--- Task statement ---
Your answer should consist of every line from the records that holds the string "Device".

--- Given entries ---
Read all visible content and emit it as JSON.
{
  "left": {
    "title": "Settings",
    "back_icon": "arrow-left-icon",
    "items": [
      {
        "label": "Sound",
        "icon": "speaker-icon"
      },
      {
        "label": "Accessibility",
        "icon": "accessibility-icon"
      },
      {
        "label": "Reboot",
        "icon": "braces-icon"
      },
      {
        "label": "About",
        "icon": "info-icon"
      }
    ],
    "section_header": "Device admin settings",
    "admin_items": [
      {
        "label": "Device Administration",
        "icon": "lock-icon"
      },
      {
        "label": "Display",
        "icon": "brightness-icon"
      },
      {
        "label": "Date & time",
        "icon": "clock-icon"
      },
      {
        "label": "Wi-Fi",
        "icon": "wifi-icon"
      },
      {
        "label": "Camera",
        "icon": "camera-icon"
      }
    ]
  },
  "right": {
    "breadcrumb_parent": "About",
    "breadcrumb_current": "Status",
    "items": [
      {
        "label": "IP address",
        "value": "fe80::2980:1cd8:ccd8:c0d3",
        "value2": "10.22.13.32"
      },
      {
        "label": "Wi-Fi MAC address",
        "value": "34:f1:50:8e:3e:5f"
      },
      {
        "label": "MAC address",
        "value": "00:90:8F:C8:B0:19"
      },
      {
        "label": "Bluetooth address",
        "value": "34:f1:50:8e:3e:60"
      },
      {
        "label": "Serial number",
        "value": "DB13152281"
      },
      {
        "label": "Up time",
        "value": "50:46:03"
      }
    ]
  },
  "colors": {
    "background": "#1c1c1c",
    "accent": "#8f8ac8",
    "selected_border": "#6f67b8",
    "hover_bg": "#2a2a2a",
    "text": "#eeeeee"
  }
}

--- Finished task ---
    "section_header": "Device admin settings",
        "label": "Device Administration",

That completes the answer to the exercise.